Let’s break down the reaction of the crowd and instructions given by Peter because it reveals a lot about what it means to ‘choose the narrow way’.
1)You CHOOSE TO LISTEN. This is where a lot of teens struggle, and I don’t just mean struggle listening on Wednesday nights. Teens have a lot of distractions in their lives and a lot of things competing for your attention. Many teens simply can’t focus for longer than a few second on any one thing because they have so many things grabbing their attention. Unfortunately, ‘being distracted’ isn’t a really good reason to risk the eternity of your soul. In the first verse of the scripture we read, it says ‘when they heard this, they were pierced to the heart’.
Have you ever seen someone during praise and worship or during a message get emotional? Ever wondered what that was all about? Often it’s about nothing more than people being touched by listening to what God is telling them. It’s a powerful experience. If you want to know what it means to truly choose Christ, you have to first be listening to his calling.
2)You CHOOSE TO REPENT. What does it mean to repent? It means you choose to acknowledge God’s standard of right and wrong. You choose to govern what you do and what you think according to God’s plan rather than your own. Peter says to ‘repent’ and to ‘be baptized’. Why be baptized? Baptism is a physical act you do to follow through with your decision to repent. Ceremonial washing is essentially what you are doing to signify the washing of sins for your soul. What does the ceremonial washing mean if you haven’t ACTUALLY repented of your sins? Is it possible that someone has been baptized and needs to be baptized again? For me, the answer was yes. I’ve essentially been baptized three times: once as an infant, once as an adult when I became a Baptist, and once when I really meant it. It’s that last part that really matters. It’s not just enough to go through the action of baptism. You must repent in order for it to actually mean anything.

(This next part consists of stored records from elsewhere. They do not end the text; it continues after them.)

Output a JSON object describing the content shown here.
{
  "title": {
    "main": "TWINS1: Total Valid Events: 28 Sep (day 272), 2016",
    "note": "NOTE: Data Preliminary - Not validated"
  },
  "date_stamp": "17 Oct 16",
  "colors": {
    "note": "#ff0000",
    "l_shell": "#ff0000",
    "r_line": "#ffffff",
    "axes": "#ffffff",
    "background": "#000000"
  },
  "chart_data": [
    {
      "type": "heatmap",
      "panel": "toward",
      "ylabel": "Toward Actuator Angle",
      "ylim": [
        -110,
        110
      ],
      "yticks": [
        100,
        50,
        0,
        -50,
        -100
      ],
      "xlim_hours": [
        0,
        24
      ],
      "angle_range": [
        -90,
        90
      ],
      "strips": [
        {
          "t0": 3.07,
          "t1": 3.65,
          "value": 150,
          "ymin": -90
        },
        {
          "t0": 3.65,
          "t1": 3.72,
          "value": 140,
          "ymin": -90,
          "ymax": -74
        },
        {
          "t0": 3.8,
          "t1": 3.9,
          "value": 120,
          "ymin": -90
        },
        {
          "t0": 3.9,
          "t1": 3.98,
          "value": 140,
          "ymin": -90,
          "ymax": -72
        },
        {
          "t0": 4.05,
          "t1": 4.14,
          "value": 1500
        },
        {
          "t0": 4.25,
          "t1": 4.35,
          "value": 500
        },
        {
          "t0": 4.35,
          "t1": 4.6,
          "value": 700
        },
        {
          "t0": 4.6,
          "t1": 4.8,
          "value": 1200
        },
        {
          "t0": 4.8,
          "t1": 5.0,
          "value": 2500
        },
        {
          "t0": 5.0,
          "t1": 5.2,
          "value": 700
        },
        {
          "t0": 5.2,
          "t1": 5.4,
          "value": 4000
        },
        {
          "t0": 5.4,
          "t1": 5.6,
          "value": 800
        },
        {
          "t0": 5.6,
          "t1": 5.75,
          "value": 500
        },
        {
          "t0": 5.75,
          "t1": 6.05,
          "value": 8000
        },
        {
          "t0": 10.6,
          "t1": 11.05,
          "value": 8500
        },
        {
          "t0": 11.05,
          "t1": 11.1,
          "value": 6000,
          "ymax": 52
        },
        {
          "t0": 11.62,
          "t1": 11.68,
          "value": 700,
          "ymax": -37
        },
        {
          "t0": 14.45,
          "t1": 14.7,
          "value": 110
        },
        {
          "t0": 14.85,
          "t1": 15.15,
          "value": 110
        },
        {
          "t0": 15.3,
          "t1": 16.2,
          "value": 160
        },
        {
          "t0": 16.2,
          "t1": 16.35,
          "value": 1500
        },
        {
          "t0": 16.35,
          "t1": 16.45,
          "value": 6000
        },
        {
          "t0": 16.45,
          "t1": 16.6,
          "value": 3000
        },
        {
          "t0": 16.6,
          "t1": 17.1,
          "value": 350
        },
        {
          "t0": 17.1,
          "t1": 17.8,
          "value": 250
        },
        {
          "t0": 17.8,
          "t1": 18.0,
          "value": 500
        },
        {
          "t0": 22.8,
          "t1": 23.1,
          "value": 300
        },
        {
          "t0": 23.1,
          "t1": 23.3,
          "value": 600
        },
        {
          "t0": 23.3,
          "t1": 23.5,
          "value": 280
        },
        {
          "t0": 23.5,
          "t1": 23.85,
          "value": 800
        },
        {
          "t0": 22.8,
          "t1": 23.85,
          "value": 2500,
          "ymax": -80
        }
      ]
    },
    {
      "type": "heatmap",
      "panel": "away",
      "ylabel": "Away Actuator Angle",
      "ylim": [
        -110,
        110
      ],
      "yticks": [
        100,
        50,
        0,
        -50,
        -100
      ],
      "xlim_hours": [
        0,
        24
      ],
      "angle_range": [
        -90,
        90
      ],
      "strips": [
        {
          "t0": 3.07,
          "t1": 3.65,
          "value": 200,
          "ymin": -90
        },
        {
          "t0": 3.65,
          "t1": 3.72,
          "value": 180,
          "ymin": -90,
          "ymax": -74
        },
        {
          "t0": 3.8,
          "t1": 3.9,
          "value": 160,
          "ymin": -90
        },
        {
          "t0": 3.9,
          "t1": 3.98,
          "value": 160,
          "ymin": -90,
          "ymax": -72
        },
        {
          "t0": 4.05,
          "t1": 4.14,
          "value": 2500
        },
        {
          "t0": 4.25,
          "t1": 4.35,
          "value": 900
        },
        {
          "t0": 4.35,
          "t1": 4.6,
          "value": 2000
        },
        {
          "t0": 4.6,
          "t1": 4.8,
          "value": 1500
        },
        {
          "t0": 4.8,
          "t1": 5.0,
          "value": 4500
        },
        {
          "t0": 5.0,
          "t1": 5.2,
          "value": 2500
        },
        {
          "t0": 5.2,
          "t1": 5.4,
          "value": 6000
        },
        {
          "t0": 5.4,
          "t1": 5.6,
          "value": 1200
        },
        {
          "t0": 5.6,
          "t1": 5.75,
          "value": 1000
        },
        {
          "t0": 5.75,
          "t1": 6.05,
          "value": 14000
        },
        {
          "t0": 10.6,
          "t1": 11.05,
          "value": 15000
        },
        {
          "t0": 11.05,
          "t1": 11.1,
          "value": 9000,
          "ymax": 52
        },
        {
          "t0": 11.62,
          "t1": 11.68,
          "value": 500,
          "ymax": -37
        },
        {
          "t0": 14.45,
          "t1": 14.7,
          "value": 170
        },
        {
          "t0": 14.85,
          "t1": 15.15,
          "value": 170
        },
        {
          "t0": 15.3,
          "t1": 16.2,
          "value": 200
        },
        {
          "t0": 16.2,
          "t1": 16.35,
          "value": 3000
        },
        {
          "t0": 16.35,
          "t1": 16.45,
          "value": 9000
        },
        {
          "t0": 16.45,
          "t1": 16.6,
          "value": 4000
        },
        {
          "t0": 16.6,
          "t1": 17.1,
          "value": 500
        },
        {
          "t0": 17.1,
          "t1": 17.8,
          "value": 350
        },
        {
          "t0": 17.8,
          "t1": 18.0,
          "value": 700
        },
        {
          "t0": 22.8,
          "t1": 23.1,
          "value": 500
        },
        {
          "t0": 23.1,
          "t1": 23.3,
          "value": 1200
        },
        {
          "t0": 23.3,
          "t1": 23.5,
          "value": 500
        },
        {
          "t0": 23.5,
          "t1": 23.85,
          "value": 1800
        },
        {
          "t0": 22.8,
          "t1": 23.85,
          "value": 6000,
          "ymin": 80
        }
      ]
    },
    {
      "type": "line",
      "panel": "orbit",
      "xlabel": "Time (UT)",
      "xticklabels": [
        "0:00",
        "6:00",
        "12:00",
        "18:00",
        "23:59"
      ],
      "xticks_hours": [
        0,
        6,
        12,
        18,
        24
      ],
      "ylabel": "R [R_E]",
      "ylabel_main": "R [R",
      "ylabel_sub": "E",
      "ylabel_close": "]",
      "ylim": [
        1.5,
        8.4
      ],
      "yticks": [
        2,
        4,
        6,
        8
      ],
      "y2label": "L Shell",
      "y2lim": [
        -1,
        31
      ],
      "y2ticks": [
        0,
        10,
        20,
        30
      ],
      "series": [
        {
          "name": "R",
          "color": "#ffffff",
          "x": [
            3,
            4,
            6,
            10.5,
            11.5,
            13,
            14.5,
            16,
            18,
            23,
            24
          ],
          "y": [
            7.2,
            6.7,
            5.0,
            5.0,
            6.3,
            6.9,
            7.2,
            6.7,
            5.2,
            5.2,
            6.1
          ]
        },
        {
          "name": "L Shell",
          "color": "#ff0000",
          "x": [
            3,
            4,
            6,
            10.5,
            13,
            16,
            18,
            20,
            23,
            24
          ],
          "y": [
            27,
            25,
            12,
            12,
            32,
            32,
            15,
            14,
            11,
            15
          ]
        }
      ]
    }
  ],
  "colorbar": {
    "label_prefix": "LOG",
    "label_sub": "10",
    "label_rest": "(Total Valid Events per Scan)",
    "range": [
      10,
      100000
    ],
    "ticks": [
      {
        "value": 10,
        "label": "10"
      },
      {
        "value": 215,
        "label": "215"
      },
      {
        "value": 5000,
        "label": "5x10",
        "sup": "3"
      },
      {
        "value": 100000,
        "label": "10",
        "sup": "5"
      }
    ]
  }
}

3)You CHOOSE TO LIVE DIFFERENT. The last thing it says Peter told the group was to ‘be saved from this corrupt generation’. Does anyone want to argue that our generation isn’t corrupt? We have thousands, if not millions, of people participating in rampant substance abuse, sexual confusion and perversion, lying and deception, corruption, oppression, mass violence, bullying, civil disobedience, and hundreds of other moral issues. We live in a world that is suffering from a cancer called ‘sin’ and it can not save itself. If we are living lives that make us indistinguishable from the rest of the world, what does that say about our lives? Are we truly saved? Have we truly repented? The truth is that if we are living lives along the narrow way, we will look different. We will do, think, and say things the world doesn’t understand. The world will see us and realize that we are not a part of them and by sticking out, others will see God in us.
When you look at these three bullets, they basically boil down to hearing the calling, answering with a change of heart, and answering with a change of action. This is what choosing the narrow way looks like. Now we have to turn the conversation back on us. Can we honestly say we’ve done all these things? Do we listen to God’s calling? Do we truly repent of the evil things we do? Do we live lives which set us apart from the world around us?
If not, what are we waiting for?